Gourds are, as you will recall, basically hollow. This one is no exception, especially in the upper part, where the brains ought to be. It therefore never thinks wishes through, but grants them very literally, including brainless (of course) speculations as to what "master" really wants.
The results are naturally disastrous. Over and over and over . and OVER . again. You would certainly think somebody would catch on. The audience ought to right away, but most of reviews of this film seem to indicate a gourd-like quality in the reviewers. The gourd seems to have caught on in the end, sort of. Raymond catches on at last and gets rid of the gourd. He then actually works for a goal (winning a track meet), which of course he does because this is a Disney film. Not for Disney the moral complexity and ambiguity of trying to explain how it's all right to practice your guts out and still not quite make it.
I'm sure some of you are waiting for the other bits like subplots, subtexts, secondary plots, or anything to make this more than a very long 8-minute cartoon. Actually, "Magic Gourd" is even less complex than an 8-minute cartoon. Animated humor for children is most successful when it aims some of its content toward adult viewers. Adults need not apply here.

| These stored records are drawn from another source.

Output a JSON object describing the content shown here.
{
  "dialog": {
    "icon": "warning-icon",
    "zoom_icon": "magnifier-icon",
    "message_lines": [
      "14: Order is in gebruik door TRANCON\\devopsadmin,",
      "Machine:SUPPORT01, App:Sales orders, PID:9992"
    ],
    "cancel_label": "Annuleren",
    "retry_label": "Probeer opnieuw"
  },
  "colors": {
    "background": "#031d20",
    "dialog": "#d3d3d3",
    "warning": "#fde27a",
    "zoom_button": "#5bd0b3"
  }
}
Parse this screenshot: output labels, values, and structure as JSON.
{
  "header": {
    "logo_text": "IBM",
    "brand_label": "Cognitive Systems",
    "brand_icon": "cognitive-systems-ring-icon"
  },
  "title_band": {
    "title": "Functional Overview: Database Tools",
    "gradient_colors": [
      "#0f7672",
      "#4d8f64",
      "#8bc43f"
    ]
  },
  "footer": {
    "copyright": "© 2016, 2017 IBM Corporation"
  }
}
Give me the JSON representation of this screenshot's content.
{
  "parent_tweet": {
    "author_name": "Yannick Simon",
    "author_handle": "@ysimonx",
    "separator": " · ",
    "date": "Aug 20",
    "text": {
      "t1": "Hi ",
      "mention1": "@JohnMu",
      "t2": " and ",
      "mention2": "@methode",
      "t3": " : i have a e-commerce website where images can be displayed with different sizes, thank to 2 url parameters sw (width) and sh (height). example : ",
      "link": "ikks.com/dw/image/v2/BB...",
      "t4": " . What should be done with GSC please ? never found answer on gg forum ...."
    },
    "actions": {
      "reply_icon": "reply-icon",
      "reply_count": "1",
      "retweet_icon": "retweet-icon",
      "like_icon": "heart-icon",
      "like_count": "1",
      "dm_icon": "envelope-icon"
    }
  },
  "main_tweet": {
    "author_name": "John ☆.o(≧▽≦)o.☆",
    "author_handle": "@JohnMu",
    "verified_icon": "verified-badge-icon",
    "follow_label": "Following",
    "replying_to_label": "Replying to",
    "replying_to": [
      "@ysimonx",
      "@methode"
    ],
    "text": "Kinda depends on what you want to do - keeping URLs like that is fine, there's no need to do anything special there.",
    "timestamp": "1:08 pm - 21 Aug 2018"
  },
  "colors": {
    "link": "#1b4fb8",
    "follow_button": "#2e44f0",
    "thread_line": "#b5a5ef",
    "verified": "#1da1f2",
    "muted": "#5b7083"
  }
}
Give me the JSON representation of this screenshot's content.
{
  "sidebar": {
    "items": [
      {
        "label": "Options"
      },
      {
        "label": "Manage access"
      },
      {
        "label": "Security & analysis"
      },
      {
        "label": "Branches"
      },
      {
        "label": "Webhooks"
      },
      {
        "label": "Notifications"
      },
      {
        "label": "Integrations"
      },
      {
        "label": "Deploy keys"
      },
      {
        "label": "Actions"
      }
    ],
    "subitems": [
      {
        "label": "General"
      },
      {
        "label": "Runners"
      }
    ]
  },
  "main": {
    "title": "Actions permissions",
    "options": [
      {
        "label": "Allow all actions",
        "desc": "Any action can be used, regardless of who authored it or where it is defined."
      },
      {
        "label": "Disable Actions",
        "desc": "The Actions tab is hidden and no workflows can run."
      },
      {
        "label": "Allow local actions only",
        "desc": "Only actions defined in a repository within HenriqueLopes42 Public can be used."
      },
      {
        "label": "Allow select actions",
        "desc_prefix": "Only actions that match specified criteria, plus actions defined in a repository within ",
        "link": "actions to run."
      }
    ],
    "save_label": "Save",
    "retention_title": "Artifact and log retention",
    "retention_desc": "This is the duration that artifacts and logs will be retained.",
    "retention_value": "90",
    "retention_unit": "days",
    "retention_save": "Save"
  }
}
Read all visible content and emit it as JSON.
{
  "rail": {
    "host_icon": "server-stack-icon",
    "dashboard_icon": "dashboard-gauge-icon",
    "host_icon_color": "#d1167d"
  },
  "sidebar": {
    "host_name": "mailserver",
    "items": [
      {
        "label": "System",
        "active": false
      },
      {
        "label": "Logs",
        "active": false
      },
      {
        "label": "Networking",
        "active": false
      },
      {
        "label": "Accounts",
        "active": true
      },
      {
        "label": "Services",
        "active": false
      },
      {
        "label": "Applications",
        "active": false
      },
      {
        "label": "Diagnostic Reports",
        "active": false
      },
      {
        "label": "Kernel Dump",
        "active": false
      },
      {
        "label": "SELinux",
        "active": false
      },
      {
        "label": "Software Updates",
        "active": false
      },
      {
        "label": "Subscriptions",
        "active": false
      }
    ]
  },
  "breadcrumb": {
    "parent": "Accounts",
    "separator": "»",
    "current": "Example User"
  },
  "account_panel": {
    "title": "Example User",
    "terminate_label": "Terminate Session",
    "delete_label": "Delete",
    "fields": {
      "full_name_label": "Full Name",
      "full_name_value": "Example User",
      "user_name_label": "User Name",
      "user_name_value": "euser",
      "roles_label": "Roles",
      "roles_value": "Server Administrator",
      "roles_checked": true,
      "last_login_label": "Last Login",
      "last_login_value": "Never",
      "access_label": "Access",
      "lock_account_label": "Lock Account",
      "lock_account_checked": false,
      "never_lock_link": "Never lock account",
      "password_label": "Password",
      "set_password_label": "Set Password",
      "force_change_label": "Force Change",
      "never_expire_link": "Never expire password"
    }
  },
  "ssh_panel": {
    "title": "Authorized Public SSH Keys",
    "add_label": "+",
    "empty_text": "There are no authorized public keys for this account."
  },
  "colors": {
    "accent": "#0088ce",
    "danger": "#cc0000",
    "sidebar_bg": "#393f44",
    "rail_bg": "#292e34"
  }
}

What we have here is a film that's got a moral point to hammer home, and hammer it does - so much so that even the most retarded 3-year-old will get the point by the time the story's half-way done. This klutzy production has nothing on its . um, . mind but beating its little viewers about their collective heads with a single point. The lack of variety is positively stultifying. I was riveted to my seat with boredom. Any child with half a brain would be, too - I would hope. Nobody, however immature, should be subjected to this nursery rhyme gone mad.
On the other hand, I can see how children might actually like things like this. The results from our schools indicate that the little troglodytes flee from mental challenges, despise learning, and are generally less attractive than the pre-Gourd Raymond Bao. This sort
Posted May 5, 2009
No text was provided for this review.